    von Ungern-Sternberg BS, Erb TO, Habre W, Sly PD, Hantos Z. The impact of oral premedication with midazolam on respiratory function in children. Anesth Analg. 2009;108(6):1771–6.CrossRefGoogle Scholar
  29. 29.
    Morris RJ, Woodcock JP. Evidence-based compression: prevention of stasis and deep vein thrombosis. Ann Surg. 2004;239(2):162–71.CrossRefGoogle Scholar
  30. 30.
    Sutin KM, Longaker MT, Wahlander S, Kasabian AK, Capan LM. Acute biceps compartment syndrome associated with the use of a noninvasive blood pressure monitor. Anesth Analg. 1996;83(6):1345–6.CrossRefGoogle Scholar
  31. 31.
    Edler A. Special considerations for stereotactic radiosurgery in children. J Clin Anesth. 2007;19(8):616–8.CrossRefGoogle Scholar
  32. 32.
    Bauman GS, Brett CM, Ciricillo SF, Larson DA, Sneed P, Staplers LJ, et al. Anaesthesia for paediatric stereotactic radiosurgery. Anaesthesiology. 1998;89(1):255–7.CrossRefGoogle Scholar
  33. 33.
    Bone ME, Bristow A. Total intravenous anesthesia in steroeotactic surgery—one year’s clinical experience. Eur J Anaesthesiol. 1991;8(1):47–54.PubMedGoogle Scholar
  34. 34.
    Weninger B, Czerner S, Steude U, Weninger E. Comparison between TCI-TIVA, Manual TIVA and balanced anaesthesia for stereotactic biopsy of brain. Anaesthesiol Intensivmed Notfallmed Schmerzther. 2004;39(4):212–9.CrossRefGoogle Scholar
  35. 35.
    Kamata K, Hayashi M, Muragaki Y, Iseki H, Okada Y, Ozaki M. How to control propofol infusion in paediatric patients undergoing gamma knife radiosurgery. Acta Neurochir Suppl. 2013;116:147–50.PubMedGoogle Scholar
  36. 36.
    Grainger D. Devices bulletin: safety guidelines for magnetic resonance imaging equipment in clinical use. London: MHRA; 2015.Google Scholar
  37. 37.
    Sessler DI. Mild perioperative hypothermia. N Engl J Med. 1997;336(24):1730–7.CrossRefGoogle Scholar
  38. 38.
    Stokes MA, Soriano SG, Tarbell NJ, Loeffler JS, Alexander E 3rd, Black PM, Rockoff MA. Anesthesia for stereotactic radiosurgery in children. J Neurosurg Anesthesiol. 1995;7(2):100–8.CrossRefGoogle Scholar
  39. 39.
    Kondziolka D, LoPresti M, Tyburczy A, Golden C, Seto T, Boulio L, Doody C, Yeh B, Silverman J. Quality of the patient experience during radiosurgery: measurement toward improvement. Stereotact Funct Neurosurg. 2016;94(3):134–9.CrossRefGoogle Scholar

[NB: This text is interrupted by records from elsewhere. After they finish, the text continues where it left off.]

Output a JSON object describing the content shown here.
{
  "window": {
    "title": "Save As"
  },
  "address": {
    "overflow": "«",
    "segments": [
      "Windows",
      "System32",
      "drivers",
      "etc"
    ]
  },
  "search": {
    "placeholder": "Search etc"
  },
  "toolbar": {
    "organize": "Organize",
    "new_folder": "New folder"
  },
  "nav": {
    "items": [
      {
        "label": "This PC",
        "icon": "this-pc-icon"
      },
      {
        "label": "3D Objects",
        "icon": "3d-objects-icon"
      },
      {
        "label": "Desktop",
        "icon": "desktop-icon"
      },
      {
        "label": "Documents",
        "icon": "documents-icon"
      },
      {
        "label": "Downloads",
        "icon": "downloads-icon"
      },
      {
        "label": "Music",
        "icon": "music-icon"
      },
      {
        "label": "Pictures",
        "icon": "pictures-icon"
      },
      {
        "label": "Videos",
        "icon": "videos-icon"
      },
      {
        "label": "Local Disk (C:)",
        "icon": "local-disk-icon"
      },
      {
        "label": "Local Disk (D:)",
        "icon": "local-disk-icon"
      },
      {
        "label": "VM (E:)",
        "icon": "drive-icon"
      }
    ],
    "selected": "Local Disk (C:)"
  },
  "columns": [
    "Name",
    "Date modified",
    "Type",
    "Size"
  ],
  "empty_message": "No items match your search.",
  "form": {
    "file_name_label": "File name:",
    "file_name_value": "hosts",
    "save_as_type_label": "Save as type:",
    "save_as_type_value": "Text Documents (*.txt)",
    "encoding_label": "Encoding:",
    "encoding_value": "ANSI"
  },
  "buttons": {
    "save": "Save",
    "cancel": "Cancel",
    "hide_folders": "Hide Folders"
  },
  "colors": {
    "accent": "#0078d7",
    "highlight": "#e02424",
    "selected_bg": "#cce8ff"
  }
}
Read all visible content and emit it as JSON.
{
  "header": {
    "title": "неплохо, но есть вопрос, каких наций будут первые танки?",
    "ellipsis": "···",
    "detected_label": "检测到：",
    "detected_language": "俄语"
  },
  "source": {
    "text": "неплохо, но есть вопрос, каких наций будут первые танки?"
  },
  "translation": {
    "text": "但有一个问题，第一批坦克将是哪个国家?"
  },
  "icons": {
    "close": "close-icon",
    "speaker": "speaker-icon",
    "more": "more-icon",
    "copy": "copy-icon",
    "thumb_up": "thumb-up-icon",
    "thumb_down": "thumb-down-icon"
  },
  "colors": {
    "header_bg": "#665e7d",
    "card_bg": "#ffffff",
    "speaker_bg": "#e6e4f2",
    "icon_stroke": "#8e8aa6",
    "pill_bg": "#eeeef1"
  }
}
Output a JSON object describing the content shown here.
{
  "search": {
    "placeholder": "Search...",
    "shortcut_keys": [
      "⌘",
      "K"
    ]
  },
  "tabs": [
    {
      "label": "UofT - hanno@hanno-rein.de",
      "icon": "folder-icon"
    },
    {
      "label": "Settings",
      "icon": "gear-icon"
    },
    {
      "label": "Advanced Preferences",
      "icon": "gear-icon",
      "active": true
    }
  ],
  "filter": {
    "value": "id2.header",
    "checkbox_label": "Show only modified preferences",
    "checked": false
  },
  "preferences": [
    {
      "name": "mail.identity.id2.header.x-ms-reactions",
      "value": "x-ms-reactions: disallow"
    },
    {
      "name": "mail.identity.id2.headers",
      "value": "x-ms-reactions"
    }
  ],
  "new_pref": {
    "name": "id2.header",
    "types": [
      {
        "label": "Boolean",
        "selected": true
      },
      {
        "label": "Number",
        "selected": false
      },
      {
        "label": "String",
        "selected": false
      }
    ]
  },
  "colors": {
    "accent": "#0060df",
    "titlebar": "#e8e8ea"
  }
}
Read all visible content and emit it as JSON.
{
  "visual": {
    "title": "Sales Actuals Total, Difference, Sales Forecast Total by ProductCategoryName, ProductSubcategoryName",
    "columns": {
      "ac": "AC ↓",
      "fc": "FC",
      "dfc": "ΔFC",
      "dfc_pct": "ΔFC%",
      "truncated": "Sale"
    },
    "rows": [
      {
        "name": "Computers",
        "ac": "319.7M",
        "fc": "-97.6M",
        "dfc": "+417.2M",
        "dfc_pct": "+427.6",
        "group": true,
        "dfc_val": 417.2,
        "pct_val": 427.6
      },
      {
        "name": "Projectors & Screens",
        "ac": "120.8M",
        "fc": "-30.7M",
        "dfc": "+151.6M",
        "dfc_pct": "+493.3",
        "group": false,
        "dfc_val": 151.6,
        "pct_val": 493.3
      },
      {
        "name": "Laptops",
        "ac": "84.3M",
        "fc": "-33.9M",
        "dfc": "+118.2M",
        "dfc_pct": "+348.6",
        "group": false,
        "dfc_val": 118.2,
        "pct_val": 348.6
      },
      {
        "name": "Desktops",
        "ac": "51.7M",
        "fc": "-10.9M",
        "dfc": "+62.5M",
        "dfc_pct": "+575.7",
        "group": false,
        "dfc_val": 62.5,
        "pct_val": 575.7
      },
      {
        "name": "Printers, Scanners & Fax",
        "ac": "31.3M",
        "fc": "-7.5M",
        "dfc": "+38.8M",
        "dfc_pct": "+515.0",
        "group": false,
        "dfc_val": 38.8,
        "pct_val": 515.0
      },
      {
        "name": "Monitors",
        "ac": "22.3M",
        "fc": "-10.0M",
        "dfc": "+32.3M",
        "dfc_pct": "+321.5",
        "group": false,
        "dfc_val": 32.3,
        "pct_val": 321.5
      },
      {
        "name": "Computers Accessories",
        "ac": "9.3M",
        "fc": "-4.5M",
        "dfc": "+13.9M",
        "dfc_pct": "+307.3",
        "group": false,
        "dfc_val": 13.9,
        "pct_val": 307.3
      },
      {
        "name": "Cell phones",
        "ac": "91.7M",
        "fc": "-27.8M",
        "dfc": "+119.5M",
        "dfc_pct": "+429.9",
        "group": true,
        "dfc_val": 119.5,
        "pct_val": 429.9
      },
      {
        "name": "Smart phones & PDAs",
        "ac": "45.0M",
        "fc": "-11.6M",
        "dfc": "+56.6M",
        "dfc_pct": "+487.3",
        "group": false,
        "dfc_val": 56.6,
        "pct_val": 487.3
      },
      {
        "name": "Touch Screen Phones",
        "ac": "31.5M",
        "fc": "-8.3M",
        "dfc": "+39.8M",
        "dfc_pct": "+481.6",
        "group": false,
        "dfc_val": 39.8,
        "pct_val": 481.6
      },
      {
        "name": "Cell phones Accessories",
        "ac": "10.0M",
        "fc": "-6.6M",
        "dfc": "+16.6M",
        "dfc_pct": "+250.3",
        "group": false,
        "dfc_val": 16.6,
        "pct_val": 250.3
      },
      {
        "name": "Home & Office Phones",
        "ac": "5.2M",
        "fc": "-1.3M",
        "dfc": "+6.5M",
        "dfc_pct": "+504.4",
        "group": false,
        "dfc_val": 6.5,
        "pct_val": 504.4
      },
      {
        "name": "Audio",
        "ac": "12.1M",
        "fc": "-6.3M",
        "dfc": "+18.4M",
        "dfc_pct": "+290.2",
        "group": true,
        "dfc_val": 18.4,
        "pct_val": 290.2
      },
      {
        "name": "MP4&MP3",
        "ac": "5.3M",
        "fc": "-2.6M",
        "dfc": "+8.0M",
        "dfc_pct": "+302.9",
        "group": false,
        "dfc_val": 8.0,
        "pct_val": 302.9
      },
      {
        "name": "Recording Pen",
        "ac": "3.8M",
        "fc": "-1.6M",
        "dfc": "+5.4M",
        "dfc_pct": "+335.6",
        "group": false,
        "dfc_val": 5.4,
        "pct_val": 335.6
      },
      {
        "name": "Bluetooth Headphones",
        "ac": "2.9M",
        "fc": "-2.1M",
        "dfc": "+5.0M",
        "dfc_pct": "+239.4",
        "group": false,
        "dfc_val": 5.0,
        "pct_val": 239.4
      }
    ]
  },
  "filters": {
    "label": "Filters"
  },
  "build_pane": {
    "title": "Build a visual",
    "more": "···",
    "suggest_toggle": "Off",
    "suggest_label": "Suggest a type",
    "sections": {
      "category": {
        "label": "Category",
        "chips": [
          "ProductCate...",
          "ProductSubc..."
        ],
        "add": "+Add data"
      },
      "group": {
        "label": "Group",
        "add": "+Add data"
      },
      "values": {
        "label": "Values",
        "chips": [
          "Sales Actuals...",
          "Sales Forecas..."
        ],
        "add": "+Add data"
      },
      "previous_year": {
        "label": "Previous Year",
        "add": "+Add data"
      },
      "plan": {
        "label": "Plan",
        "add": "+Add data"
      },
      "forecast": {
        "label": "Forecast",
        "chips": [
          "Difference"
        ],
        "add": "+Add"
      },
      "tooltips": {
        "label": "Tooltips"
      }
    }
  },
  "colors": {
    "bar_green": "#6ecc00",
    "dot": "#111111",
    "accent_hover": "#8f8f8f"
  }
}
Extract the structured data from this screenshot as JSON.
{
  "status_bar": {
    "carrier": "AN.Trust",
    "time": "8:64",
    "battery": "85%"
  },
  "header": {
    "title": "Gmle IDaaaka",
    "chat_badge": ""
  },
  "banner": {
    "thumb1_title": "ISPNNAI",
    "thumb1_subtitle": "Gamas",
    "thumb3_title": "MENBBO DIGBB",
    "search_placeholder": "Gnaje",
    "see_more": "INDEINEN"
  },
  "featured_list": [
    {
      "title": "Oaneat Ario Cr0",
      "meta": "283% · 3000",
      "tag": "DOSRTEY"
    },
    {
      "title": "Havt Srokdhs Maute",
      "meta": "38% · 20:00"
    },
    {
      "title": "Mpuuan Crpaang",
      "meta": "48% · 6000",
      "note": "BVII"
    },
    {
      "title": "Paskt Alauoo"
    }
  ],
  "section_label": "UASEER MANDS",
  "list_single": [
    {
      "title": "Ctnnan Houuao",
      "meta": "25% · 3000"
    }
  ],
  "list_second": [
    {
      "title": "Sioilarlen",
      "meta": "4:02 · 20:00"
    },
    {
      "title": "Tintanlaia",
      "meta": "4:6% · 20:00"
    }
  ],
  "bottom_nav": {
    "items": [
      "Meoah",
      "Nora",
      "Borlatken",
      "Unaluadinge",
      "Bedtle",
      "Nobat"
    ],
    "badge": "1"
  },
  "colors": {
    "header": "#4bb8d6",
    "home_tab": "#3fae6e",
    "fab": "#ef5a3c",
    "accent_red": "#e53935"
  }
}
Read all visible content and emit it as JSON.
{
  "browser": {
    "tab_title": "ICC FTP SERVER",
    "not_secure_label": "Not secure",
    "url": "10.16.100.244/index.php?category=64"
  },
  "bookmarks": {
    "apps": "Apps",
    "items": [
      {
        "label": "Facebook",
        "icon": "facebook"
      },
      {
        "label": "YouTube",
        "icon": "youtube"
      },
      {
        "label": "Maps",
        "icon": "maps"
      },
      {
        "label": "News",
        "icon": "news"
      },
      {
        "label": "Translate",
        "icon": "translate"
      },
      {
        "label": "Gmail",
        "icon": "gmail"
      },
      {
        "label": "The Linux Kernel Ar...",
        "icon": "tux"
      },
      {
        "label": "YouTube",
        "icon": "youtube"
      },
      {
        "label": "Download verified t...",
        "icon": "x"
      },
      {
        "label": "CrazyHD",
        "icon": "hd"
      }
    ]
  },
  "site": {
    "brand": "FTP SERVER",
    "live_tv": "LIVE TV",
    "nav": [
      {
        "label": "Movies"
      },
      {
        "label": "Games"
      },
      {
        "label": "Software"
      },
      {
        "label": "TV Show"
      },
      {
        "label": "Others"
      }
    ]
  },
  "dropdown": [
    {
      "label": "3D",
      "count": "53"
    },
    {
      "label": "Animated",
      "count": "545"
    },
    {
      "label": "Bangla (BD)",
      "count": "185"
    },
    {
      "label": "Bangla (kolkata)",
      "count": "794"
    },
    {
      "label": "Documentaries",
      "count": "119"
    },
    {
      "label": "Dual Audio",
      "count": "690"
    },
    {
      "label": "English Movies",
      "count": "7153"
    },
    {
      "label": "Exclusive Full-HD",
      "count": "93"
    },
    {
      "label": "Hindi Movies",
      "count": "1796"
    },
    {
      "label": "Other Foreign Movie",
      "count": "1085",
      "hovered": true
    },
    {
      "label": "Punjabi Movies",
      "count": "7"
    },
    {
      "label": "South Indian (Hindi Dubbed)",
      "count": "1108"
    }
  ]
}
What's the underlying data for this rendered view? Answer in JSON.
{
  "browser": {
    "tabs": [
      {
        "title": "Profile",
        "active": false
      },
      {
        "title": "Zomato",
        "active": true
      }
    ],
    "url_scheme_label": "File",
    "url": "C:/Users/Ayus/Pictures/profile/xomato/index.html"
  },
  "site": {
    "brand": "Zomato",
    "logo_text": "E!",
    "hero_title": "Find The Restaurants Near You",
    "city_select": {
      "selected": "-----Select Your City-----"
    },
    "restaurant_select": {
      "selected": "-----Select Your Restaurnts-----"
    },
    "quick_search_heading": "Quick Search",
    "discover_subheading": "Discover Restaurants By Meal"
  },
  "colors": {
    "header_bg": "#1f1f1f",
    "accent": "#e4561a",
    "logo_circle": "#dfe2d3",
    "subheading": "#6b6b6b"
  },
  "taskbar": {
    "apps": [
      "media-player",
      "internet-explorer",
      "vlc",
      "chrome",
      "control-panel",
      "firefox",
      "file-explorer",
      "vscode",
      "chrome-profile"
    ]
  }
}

Copyright information

© Springer Nature Singapore Pte Ltd. 2019

Authors and Affiliations

  • Summit Dev Bloria
    • 1
  • Ketan K. Kataria
    • 1
  • Ankur Luthra
    • 1
  1. 1.Department of Anaesthesia and Intensive CarePostgraduate Institute of Medical Education and ResearchChandigarhIndia

Personalised recommendations